Some of the whizzier aspects of the FCP/SP round-trip process become something of
a liability when dealing with a long project on a tight deadline.
gets the FCP timeline clips passed to it there are occasions where if a short edited clip
comes from a much longer source clip-file, then SP wants to render the whole of the
(mostly unused) source clip if you add effects to it. This becomes unwieldy in a lengthy
It can be a lot simpler to work on exact length audio exports from the
Final Cut timeline, which are used to replace the original edited clips in a duplicate
picture-locked Sequence made specially for the sound editor.
As a video editor
who also does the final sound mix I always do the final mix in FCP, using replacement
clips sweetened/sub-mixed externally.
But I'm cautious when there is a deadline
involved, and my Final Cut installation is rock-solid stable - which SP definitely wasn't
in its earlier manifestations
It is becoming increasingly common for different craft specialists to all work on the
same workstation to pull together the project - the video editor, the colourist and
sometimes the sound designer/mixer.
Music is usually created elsewhere, but the
final mix may well be done in the editing workstation.
That gets rid of the
OMF-export problems which frequently arose when working in the old workflow of doing all
the sound design/mix in an external ProTools suite.
In my experience the final
video edit will always benefit from being tweaked to tighten things up once the

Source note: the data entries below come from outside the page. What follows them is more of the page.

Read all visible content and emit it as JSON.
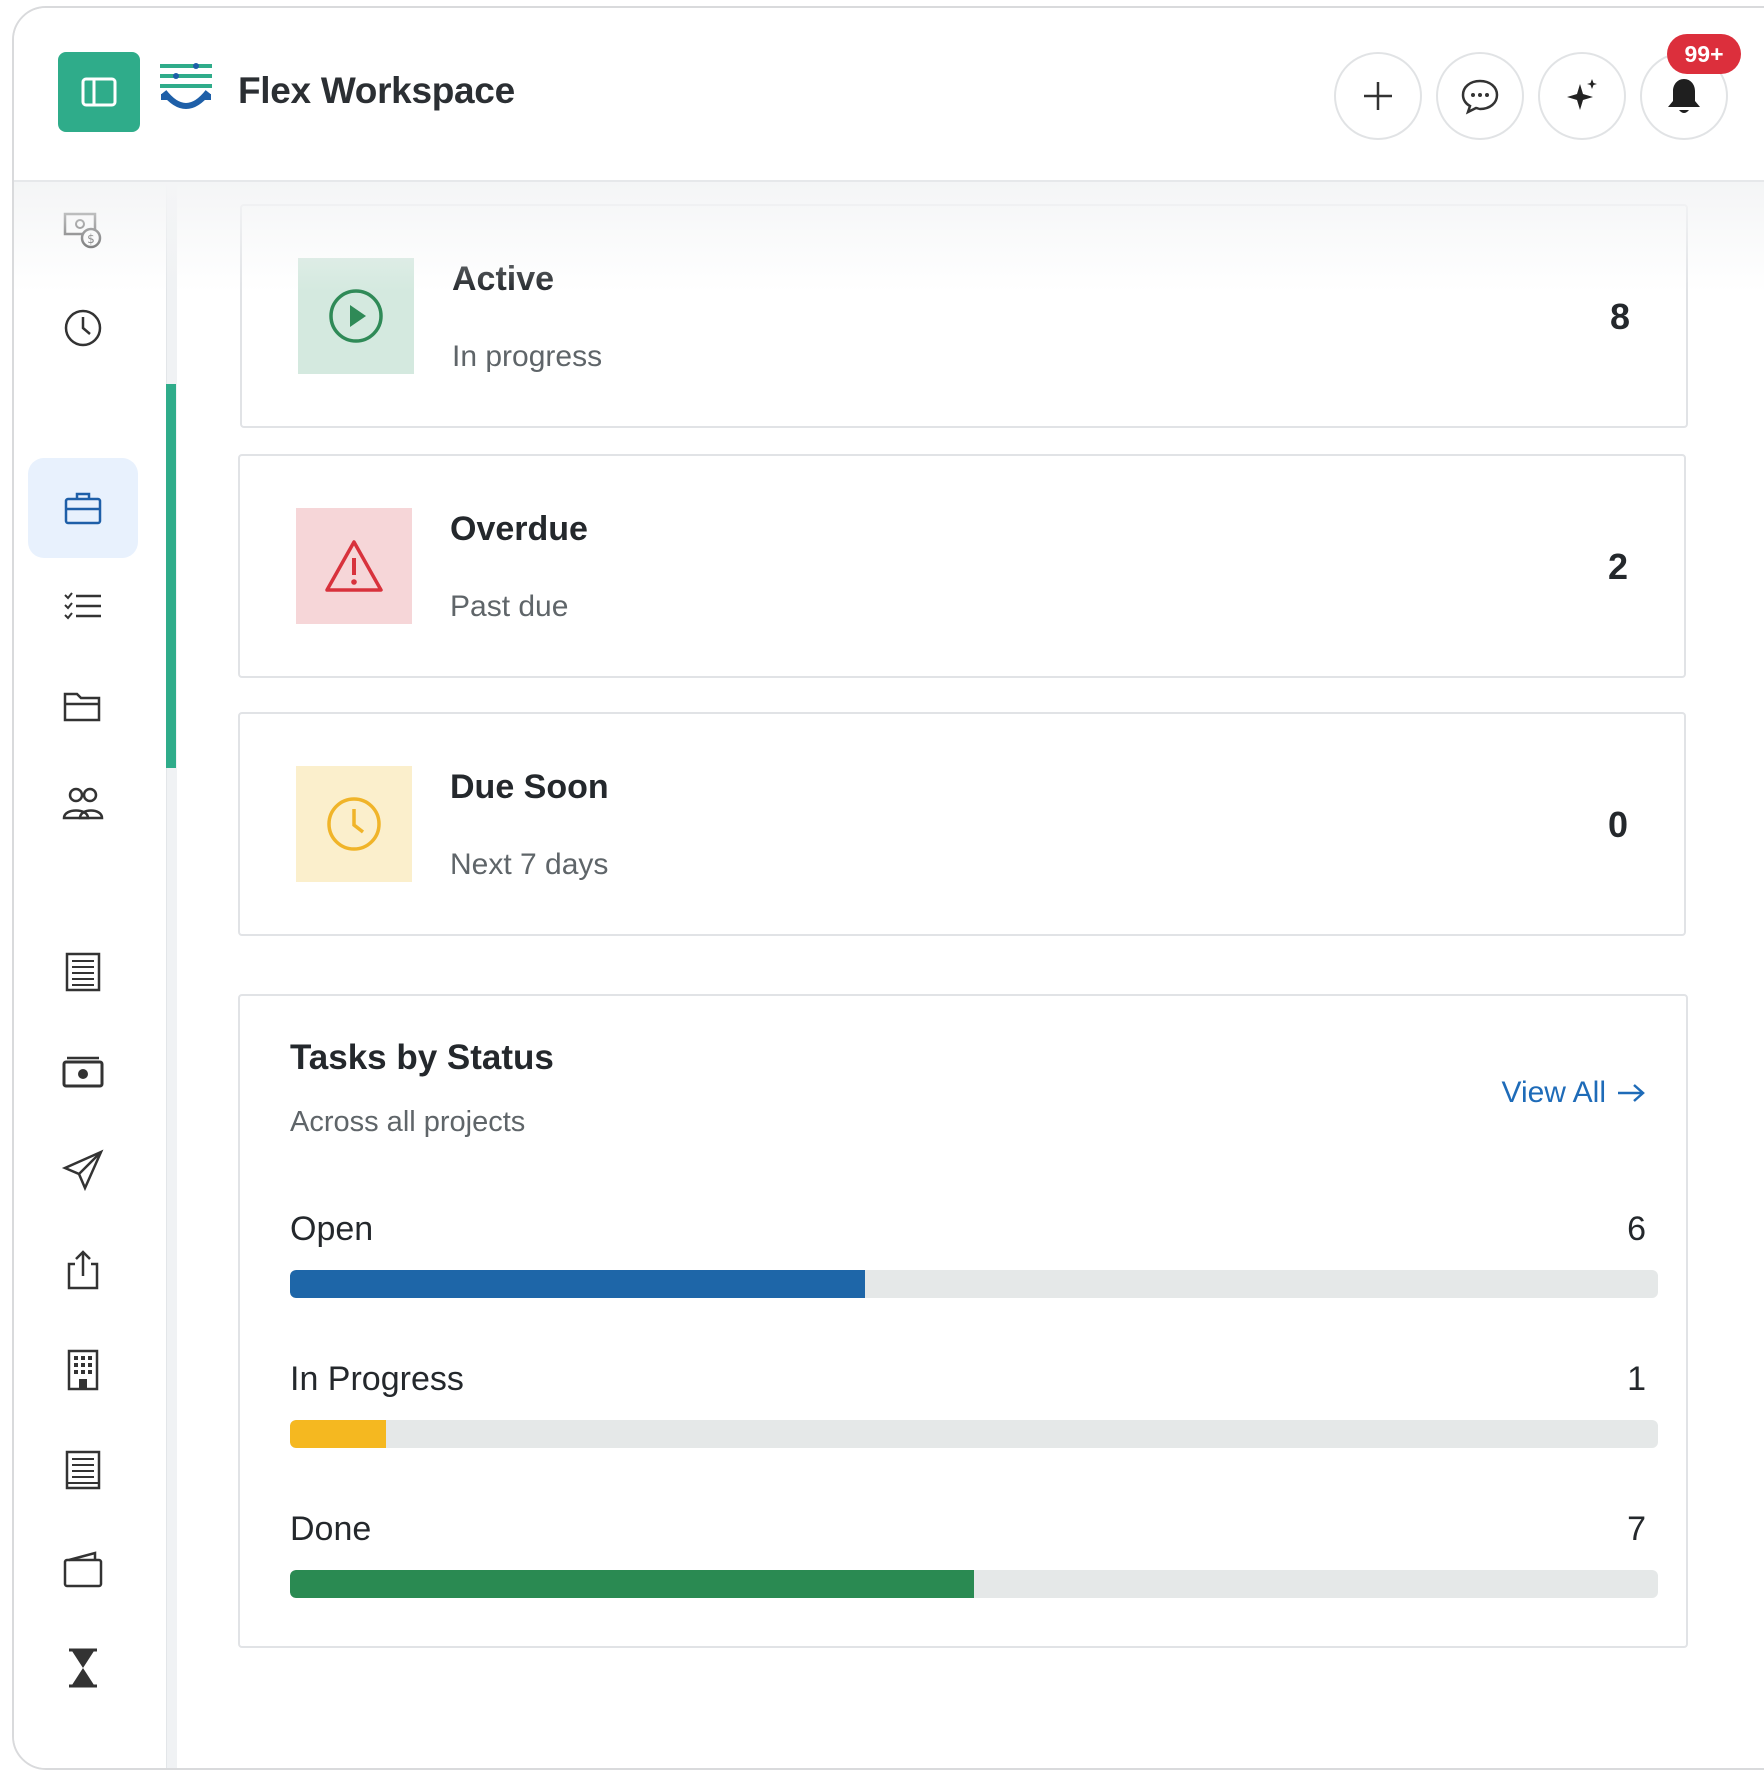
{
  "header": {
    "app_title": "Flex Workspace",
    "notification_badge": "99+",
    "actions": [
      "add-icon",
      "chat-icon",
      "sparkle-icon",
      "bell-icon"
    ]
  },
  "sidebar": {
    "items": [
      {
        "icon": "money-settings-icon",
        "active": false
      },
      {
        "icon": "clock-icon",
        "active": false
      },
      {
        "icon": "briefcase-icon",
        "active": true
      },
      {
        "icon": "checklist-icon",
        "active": false
      },
      {
        "icon": "folder-icon",
        "active": false
      },
      {
        "icon": "users-icon",
        "active": false
      },
      {
        "icon": "document-icon",
        "active": false
      },
      {
        "icon": "cash-icon",
        "active": false
      },
      {
        "icon": "send-icon",
        "active": false
      },
      {
        "icon": "share-icon",
        "active": false
      },
      {
        "icon": "building-icon",
        "active": false
      },
      {
        "icon": "ledger-icon",
        "active": false
      },
      {
        "icon": "wallet-icon",
        "active": false
      },
      {
        "icon": "hourglass-icon",
        "active": false
      }
    ]
  },
  "cards": [
    {
      "title": "Active",
      "subtitle": "In progress",
      "count": "8",
      "icon": "play-icon",
      "color": "#2f8a57",
      "bg": "#d4e9df"
    },
    {
      "title": "Overdue",
      "subtitle": "Past due",
      "count": "2",
      "icon": "warning-icon",
      "color": "#d8323c",
      "bg": "#f6d6d8"
    },
    {
      "title": "Due Soon",
      "subtitle": "Next 7 days",
      "count": "0",
      "icon": "clock-icon",
      "color": "#f0b429",
      "bg": "#fbefcc"
    }
  ],
  "tasks": {
    "title": "Tasks by Status",
    "subtitle": "Across all projects",
    "view_all": "View All",
    "rows": [
      {
        "label": "Open",
        "value": "6",
        "fill": 0.42,
        "color": "#1e66a8"
      },
      {
        "label": "In Progress",
        "value": "1",
        "fill": 0.07,
        "color": "#f5b820"
      },
      {
        "label": "Done",
        "value": "7",
        "fill": 0.5,
        "color": "#2a8a52"
      }
    ]
  }
}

constraints of the sound design and music track laying have been idenfified, and that is
the big benefit of FCP<>SP integration